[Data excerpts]
————————
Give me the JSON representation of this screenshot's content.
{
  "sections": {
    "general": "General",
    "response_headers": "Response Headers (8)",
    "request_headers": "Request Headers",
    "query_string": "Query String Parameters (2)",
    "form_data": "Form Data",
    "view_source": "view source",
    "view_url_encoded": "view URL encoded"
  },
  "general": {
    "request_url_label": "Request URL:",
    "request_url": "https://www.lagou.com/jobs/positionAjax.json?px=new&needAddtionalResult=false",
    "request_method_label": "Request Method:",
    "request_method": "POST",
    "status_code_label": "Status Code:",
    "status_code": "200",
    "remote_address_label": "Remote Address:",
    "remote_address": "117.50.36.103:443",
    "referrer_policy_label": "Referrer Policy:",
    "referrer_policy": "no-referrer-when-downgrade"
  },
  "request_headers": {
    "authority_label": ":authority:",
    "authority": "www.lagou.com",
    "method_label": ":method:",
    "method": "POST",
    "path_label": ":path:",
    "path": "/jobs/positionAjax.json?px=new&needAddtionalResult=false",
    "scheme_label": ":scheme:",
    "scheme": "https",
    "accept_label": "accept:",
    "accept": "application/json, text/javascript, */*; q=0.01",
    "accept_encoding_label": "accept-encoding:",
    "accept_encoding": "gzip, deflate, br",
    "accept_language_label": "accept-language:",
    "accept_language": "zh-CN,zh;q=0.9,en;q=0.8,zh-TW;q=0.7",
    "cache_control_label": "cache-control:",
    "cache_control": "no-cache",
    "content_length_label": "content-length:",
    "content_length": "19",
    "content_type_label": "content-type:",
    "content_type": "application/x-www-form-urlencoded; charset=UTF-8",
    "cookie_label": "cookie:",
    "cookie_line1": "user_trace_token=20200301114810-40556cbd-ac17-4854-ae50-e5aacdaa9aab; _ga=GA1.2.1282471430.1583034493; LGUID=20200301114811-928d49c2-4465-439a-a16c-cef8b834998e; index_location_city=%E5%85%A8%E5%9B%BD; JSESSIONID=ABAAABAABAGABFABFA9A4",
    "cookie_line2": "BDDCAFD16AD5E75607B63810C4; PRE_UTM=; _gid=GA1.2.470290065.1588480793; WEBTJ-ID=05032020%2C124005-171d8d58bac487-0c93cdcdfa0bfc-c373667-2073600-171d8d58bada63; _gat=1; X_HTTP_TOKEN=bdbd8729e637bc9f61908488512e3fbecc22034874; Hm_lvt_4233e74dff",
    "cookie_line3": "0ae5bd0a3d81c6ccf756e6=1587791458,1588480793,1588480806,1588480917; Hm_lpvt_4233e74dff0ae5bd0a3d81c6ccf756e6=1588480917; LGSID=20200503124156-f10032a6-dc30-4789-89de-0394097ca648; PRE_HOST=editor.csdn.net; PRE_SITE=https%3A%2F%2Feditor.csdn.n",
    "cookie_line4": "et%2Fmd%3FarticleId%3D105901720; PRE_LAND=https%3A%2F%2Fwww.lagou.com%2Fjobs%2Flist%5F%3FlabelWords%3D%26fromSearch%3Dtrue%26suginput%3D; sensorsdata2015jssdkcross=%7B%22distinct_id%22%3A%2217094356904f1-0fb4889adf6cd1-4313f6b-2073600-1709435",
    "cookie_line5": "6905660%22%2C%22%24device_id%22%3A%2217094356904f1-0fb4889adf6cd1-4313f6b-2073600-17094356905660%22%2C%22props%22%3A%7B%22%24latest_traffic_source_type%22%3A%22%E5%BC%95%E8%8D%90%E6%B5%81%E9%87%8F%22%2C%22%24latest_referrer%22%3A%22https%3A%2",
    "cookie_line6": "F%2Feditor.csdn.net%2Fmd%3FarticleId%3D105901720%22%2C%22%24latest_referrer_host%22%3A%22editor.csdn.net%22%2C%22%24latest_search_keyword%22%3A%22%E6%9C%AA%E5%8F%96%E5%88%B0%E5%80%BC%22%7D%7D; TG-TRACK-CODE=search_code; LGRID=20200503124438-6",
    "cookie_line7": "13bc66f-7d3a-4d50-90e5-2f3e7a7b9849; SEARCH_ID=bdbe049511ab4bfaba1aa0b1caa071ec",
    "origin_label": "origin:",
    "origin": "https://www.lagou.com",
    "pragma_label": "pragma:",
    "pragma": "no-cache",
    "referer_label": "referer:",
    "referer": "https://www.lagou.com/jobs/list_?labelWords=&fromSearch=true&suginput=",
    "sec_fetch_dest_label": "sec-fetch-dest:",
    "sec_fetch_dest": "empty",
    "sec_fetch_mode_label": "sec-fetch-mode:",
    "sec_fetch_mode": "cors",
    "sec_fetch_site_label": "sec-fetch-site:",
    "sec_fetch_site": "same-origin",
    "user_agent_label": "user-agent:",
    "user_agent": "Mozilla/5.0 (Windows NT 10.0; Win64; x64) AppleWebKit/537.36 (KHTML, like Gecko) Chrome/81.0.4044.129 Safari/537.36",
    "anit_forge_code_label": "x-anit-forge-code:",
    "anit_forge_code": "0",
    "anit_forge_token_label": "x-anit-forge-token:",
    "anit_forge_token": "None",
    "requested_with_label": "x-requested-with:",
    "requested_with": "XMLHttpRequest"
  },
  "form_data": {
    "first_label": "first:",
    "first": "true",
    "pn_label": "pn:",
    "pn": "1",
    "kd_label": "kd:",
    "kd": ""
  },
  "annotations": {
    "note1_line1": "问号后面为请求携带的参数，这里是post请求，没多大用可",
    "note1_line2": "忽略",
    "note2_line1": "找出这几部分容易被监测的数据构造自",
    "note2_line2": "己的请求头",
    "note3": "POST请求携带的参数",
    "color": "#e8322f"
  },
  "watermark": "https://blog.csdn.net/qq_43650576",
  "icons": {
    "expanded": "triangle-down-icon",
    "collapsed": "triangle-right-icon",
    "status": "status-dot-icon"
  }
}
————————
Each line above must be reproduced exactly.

## [OUTPUT BELOW]
Give me the JSON representation of this screenshot's content.
{
  "sections": {
    "general": "General",
    "response_headers": "Response Headers (8)",
    "request_headers": "Request Headers",
    "query_string": "Query String Parameters (2)",
    "form_data": "Form Data",
    "view_source": "view source",
    "view_url_encoded": "view URL encoded"
  },
  "general": {
    "request_url_label": "Request URL:",
    "request_url": "https://www.lagou.com/jobs/positionAjax.json?px=new&needAddtionalResult=false",
    "request_method_label": "Request Method:",
    "request_method": "POST",
    "status_code_label": "Status Code:",
    "status_code": "200",
    "remote_address_label": "Remote Address:",
    "remote_address": "117.50.36.103:443",
    "referrer_policy_label": "Referrer Policy:",
    "referrer_policy": "no-referrer-when-downgrade"
  },
  "request_headers": {
    "authority_label": ":authority:",
    "authority": "www.lagou.com",
    "method_label": ":method:",
    "method": "POST",
    "path_label": ":path:",
    "path": "/jobs/positionAjax.json?px=new&needAddtionalResult=false",
    "scheme_label": ":scheme:",
    "scheme": "https",
    "accept_label": "accept:",
    "accept": "application/json, text/javascript, */*; q=0.01",
    "accept_encoding_label": "accept-encoding:",
    "accept_encoding": "gzip, deflate, br",
    "accept_language_label": "accept-language:",
    "accept_language": "zh-CN,zh;q=0.9,en;q=0.8,zh-TW;q=0.7",
    "cache_control_label": "cache-control:",
    "cache_control": "no-cache",
    "content_length_label": "content-length:",
    "content_length": "19",
    "content_type_label": "content-type:",
    "content_type": "application/x-www-form-urlencoded; charset=UTF-8",
    "cookie_label": "cookie:",
    "cookie_line1": "user_trace_token=20200301114810-40556cbd-ac17-4854-ae50-e5aacdaa9aab; _ga=GA1.2.1282471430.1583034493; LGUID=20200301114811-928d49c2-4465-439a-a16c-cef8b834998e; index_location_city=%E5%85%A8%E5%9B%BD; JSESSIONID=ABAAABAABAGABFABFA9A4",
    "cookie_line2": "BDDCAFD16AD5E75607B63810C4; PRE_UTM=; _gid=GA1.2.470290065.1588480793; WEBTJ-ID=05032020%2C124005-171d8d58bac487-0c93cdcdfa0bfc-c373667-2073600-171d8d58bada63; _gat=1; X_HTTP_TOKEN=bdbd8729e637bc9f61908488512e3fbecc22034874; Hm_lvt_4233e74dff",
    "cookie_line3": "0ae5bd0a3d81c6ccf756e6=1587791458,1588480793,1588480806,1588480917; Hm_lpvt_4233e74dff0ae5bd0a3d81c6ccf756e6=1588480917; LGSID=20200503124156-f10032a6-dc30-4789-89de-0394097ca648; PRE_HOST=editor.csdn.net; PRE_SITE=https%3A%2F%2Feditor.csdn.n",
    "cookie_line4": "et%2Fmd%3FarticleId%3D105901720; PRE_LAND=https%3A%2F%2Fwww.lagou.com%2Fjobs%2Flist%5F%3FlabelWords%3D%26fromSearch%3Dtrue%26suginput%3D; sensorsdata2015jssdkcross=%7B%22distinct_id%22%3A%2217094356904f1-0fb4889adf6cd1-4313f6b-2073600-1709435",
    "cookie_line5": "6905660%22%2C%22%24device_id%22%3A%2217094356904f1-0fb4889adf6cd1-4313f6b-2073600-17094356905660%22%2C%22props%22%3A%7B%22%24latest_traffic_source_type%22%3A%22%E5%BC%95%E8%8D%90%E6%B5%81%E9%87%8F%22%2C%22%24latest_referrer%22%3A%22https%3A%2",
    "cookie_line6": "F%2Feditor.csdn.net%2Fmd%3FarticleId%3D105901720%22%2C%22%24latest_referrer_host%22%3A%22editor.csdn.net%22%2C%22%24latest_search_keyword%22%3A%22%E6%9C%AA%E5%8F%96%E5%88%B0%E5%80%BC%22%7D%7D; TG-TRACK-CODE=search_code; LGRID=20200503124438-6",
    "cookie_line7": "13bc66f-7d3a-4d50-90e5-2f3e7a7b9849; SEARCH_ID=bdbe049511ab4bfaba1aa0b1caa071ec",
    "origin_label": "origin:",
    "origin": "https://www.lagou.com",
    "pragma_label": "pragma:",
    "pragma": "no-cache",
    "referer_label": "referer:",
    "referer": "https://www.lagou.com/jobs/list_?labelWords=&fromSearch=true&suginput=",
    "sec_fetch_dest_label": "sec-fetch-dest:",
    "sec_fetch_dest": "empty",
    "sec_fetch_mode_label": "sec-fetch-mode:",
    "sec_fetch_mode": "cors",
    "sec_fetch_site_label": "sec-fetch-site:",
    "sec_fetch_site": "same-origin",
    "user_agent_label": "user-agent:",
    "user_agent": "Mozilla/5.0 (Windows NT 10.0; Win64; x64) AppleWebKit/537.36 (KHTML, like Gecko) Chrome/81.0.4044.129 Safari/537.36",
    "anit_forge_code_label": "x-anit-forge-code:",
    "anit_forge_code": "0",
    "anit_forge_token_label": "x-anit-forge-token:",
    "anit_forge_token": "None",
    "requested_with_label": "x-requested-with:",
    "requested_with": "XMLHttpRequest"
  },
  "form_data": {
    "first_label": "first:",
    "first": "true",
    "pn_label": "pn:",
    "pn": "1",
    "kd_label": "kd:",
    "kd": ""
  },
  "annotations": {
    "note1_line1": "问号后面为请求携带的参数，这里是post请求，没多大用可",
    "note1_line2": "忽略",
    "note2_line1": "找出这几部分容易被监测的数据构造自",
    "note2_line2": "己的请求头",
    "note3": "POST请求携带的参数",
    "color": "#e8322f"
  },
  "watermark": "https://blog.csdn.net/qq_43650576",
  "icons": {
    "expanded": "triangle-down-icon",
    "collapsed": "triangle-right-icon",
    "status": "status-dot-icon"
  }
}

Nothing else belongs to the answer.